Italy's main opposition party is no less anti-German, while the governing Democratic Party is focusing on a stimulus package that Berlin does not like.
With a budget deficit slightly below 3 percent of GDP, Italy has more room than France to implement a modest fiscal easing while staying close to the euro area rules. And Rome is determined to use any policy space, and then some, to rev up a quasi-stagnant economy and to keep reducing an unemployment rate of nearly 12 percent.
Spain is a special case; its caretaker government will continue to have a virtual dispensation from the euro area budgetary compliance. At any rate, Madrid has repeatedly overshot the deficit limit of 3 percent of GDP. This year and next will be no exception, because the likely budget gap will end up in the 4.0-4.5 percent range.
What will Germany do?
Persistent rumors in the German media have it that Berlin may grudgingly concede a modest tax cut. With a budget surplus somewhere between 0.5 and 1 percent of GDP, there is plenty of room for an expansionary fiscal policy.
Apart from that, as a country running the largest trade surplus in the world ($310 billion, or more than 8 percent of GDP), and virtually no inflation, it should be stimulating its domestic demand to avoid destabilizing the monetary union with excessive trade imbalances. According to that rule of international trade adjustment, Germany should have cut taxes and stimulated domestic demand a long time ago, because its public sector accounts had been virtually balanced since 2012.
But if there is a tax cut, it will clearly look like a profoundly political gesture of vote-grabbing. The position of the governing Christian Democratic Union (CDU) is increasingly difficult in the run-up to general elections in September 2017. And more than half of the German electorate does not want the current head of government to stand for the fourth term.
In view of this, investors might wish to do what the ECB does: Pay no attention to German criticism of the euro area monetary policy.
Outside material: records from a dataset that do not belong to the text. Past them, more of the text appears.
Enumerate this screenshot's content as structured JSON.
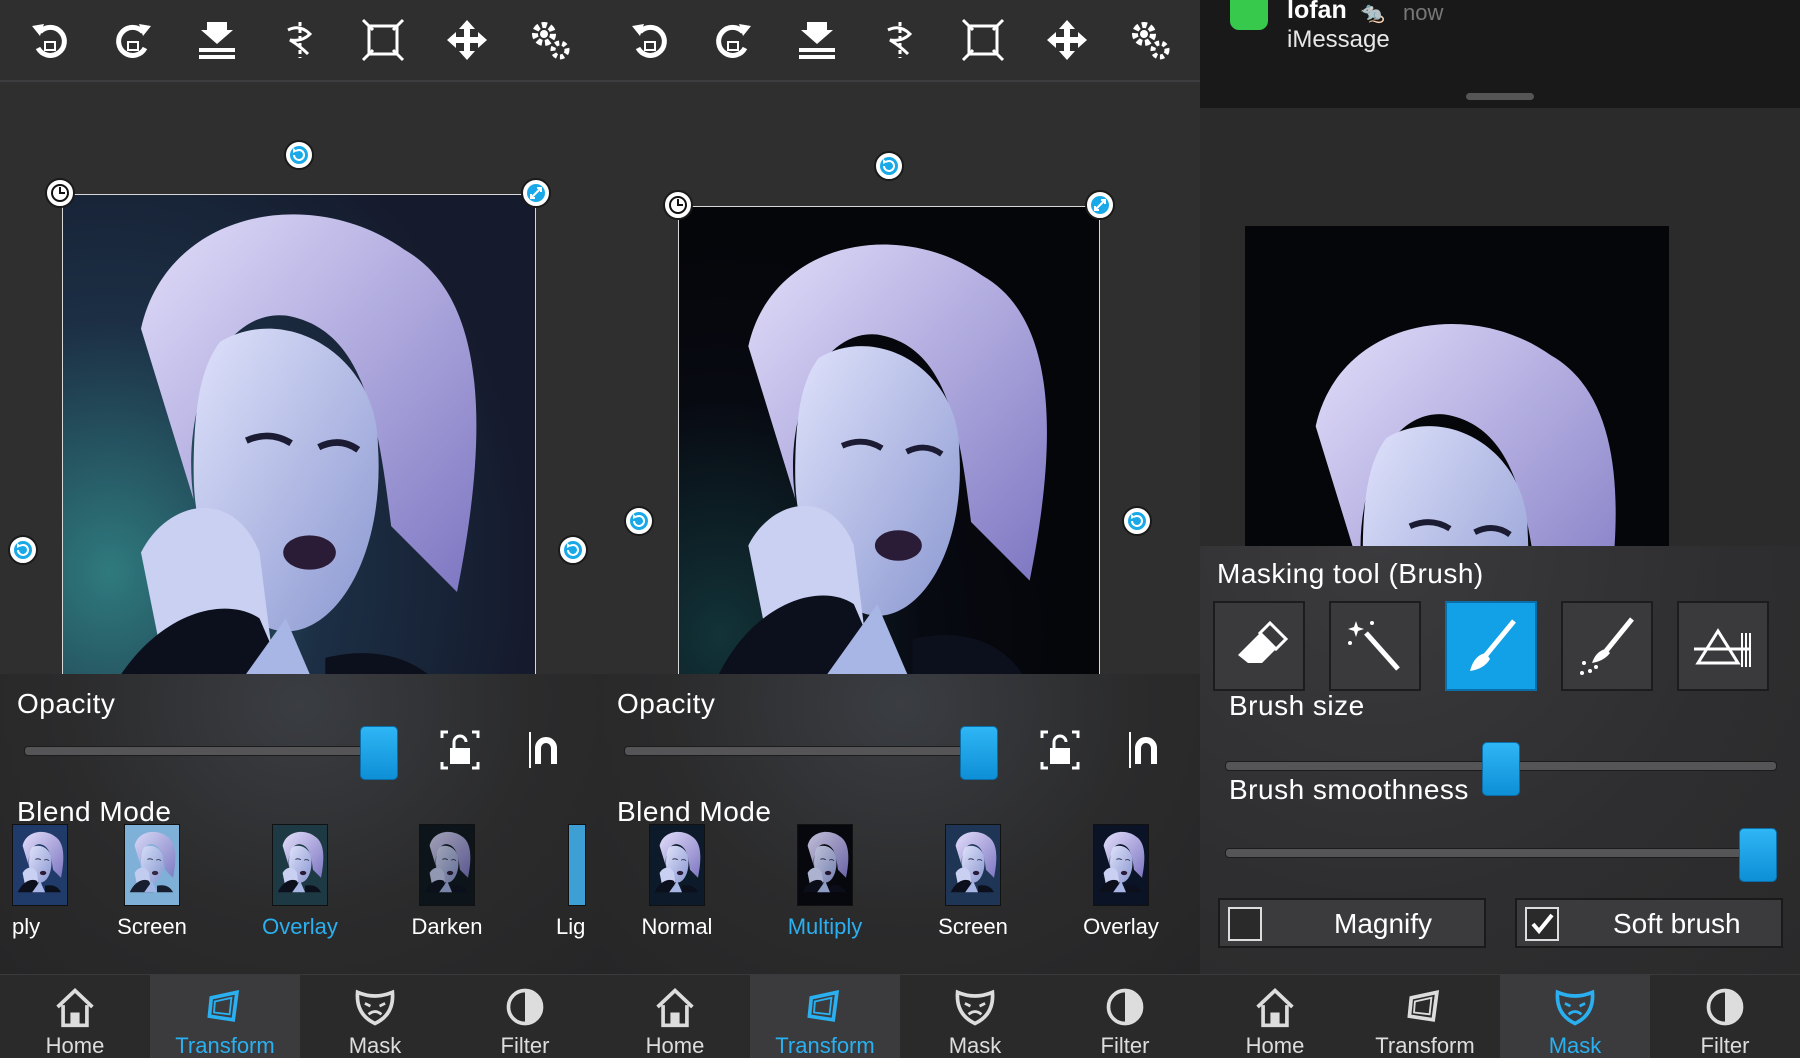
{
  "toolbar_icons": [
    "undo-icon",
    "redo-icon",
    "flatten-icon",
    "flip-icon",
    "fit-icon",
    "move-icon",
    "settings-icon"
  ],
  "opacity": {
    "label": "Opacity",
    "value_fraction": 1.0
  },
  "blend": {
    "label": "Blend Mode"
  },
  "panel1": {
    "blend_items": [
      {
        "label": "ply"
      },
      {
        "label": "Screen"
      },
      {
        "label": "Overlay",
        "selected": true
      },
      {
        "label": "Darken"
      },
      {
        "label": "Lig"
      }
    ]
  },
  "panel2": {
    "blend_items": [
      {
        "label": "Normal"
      },
      {
        "label": "Multiply",
        "selected": true
      },
      {
        "label": "Screen"
      },
      {
        "label": "Overlay"
      }
    ]
  },
  "nav": [
    {
      "label": "Home"
    },
    {
      "label": "Transform"
    },
    {
      "label": "Mask"
    },
    {
      "label": "Filter"
    }
  ],
  "notification": {
    "sender": "lofan",
    "time": "now",
    "app": "iMessage"
  },
  "masking": {
    "title": "Masking tool (Brush)",
    "tools": [
      "eraser-icon",
      "magic-wand-icon",
      "brush-icon",
      "spray-brush-icon",
      "gradient-icon"
    ],
    "active_tool": "brush-icon",
    "brush_size_label": "Brush size",
    "brush_size_fraction": 0.5,
    "brush_smoothness_label": "Brush smoothness",
    "brush_smoothness_fraction": 1.0,
    "magnify_label": "Magnify",
    "magnify_checked": false,
    "soft_brush_label": "Soft brush",
    "soft_brush_checked": true
  },
  "colors": {
    "accent": "#2ab0f0",
    "panel": "#2f2f30",
    "notification_green": "#36c94c"
  }
}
That criticism will probably be stepped up now, despite the fact that the government is getting ten-year loans at an interest rate of 0.01 percent.
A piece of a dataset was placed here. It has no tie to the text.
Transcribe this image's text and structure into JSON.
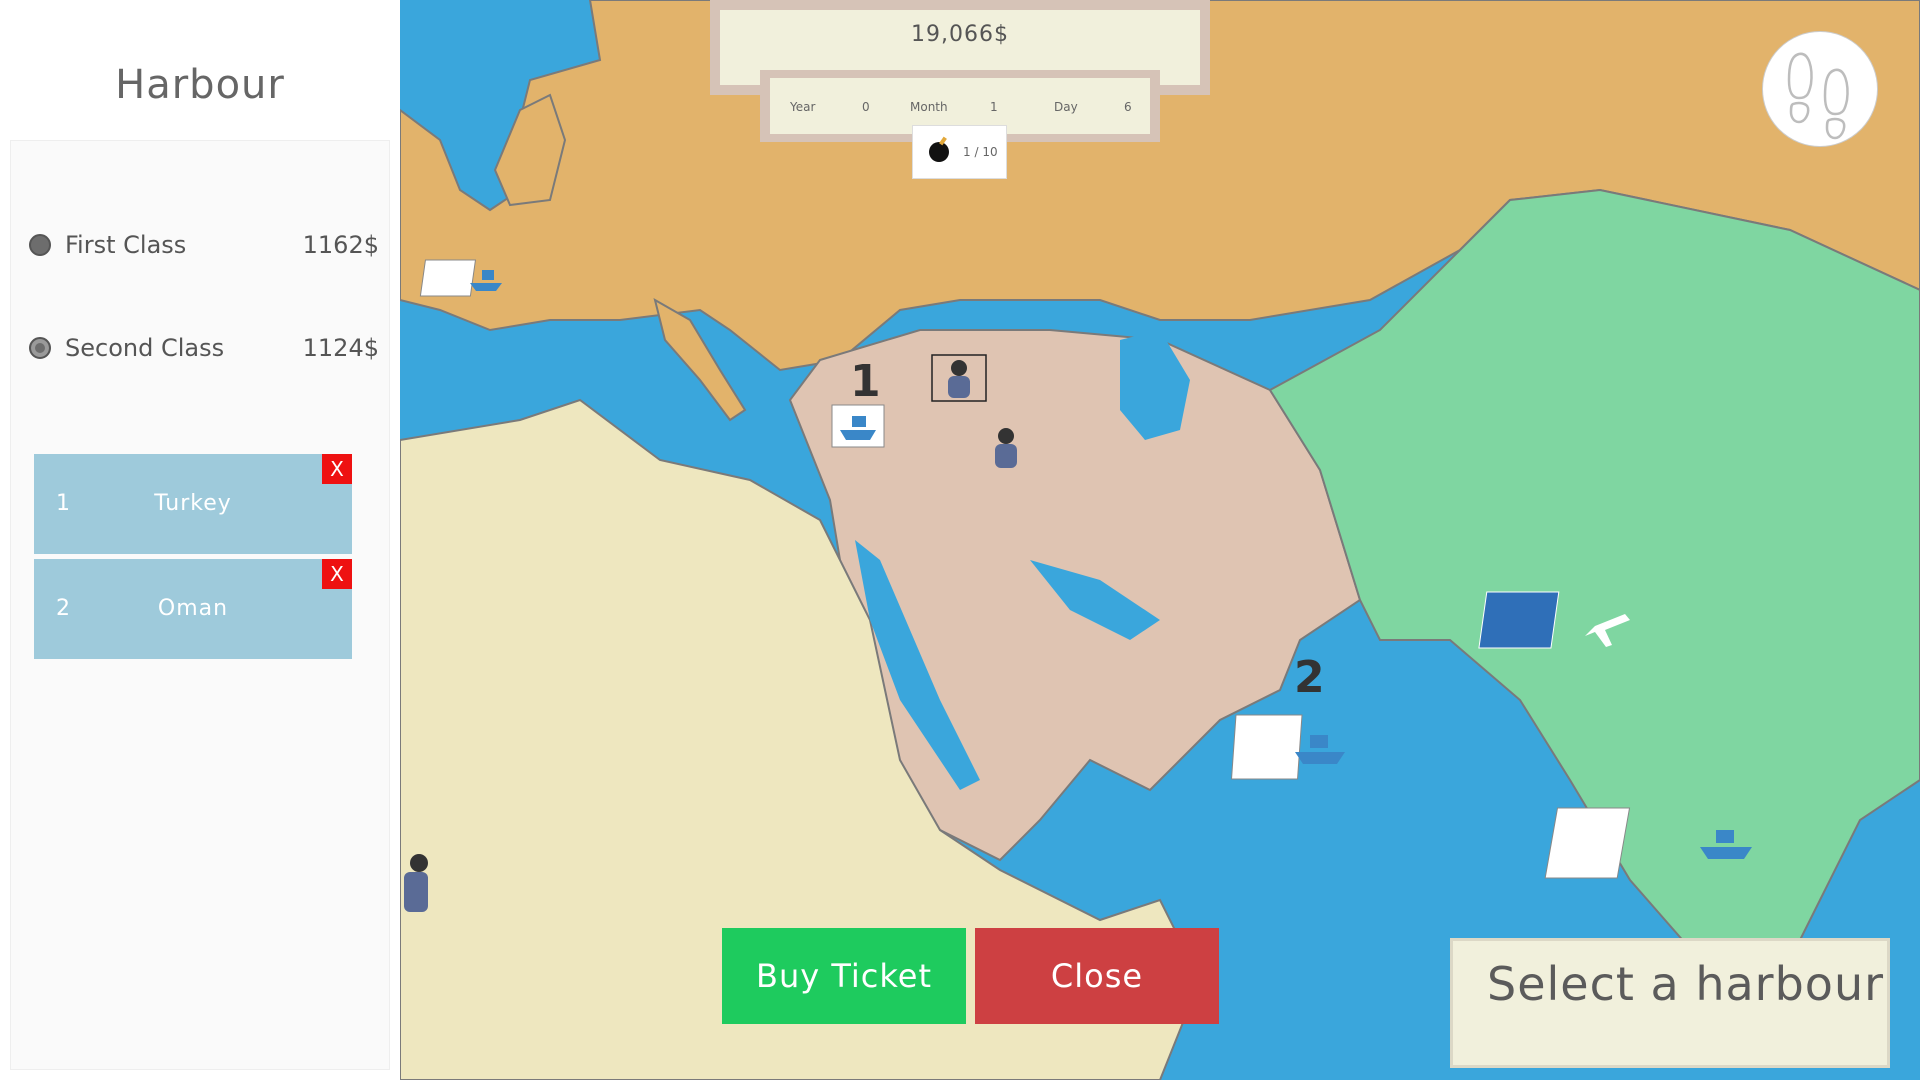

And there is more to German benefits from the ECB's largesse. German budget experts estimate that the country saved 122 billion euros ($137.2 billion) on debt interest charges between 2008 and 2015 thanks to ECB's appropriately easy policies. Over that period, compliments of the ECB, Germany's net debt interest payments have halved from 2.3 percent to 1.2 percent of GDP.
No wonder that the German Green Party's deputy shouted, during last week's parliamentary debate, that the "ECB's President Mario Draghi has done more with his low interest rates for the budget balance than [German Finance Minister] Wolfgang Schäuble."
When will Germans stop suing and vilifying Dr. Draghi for these good and loyal services?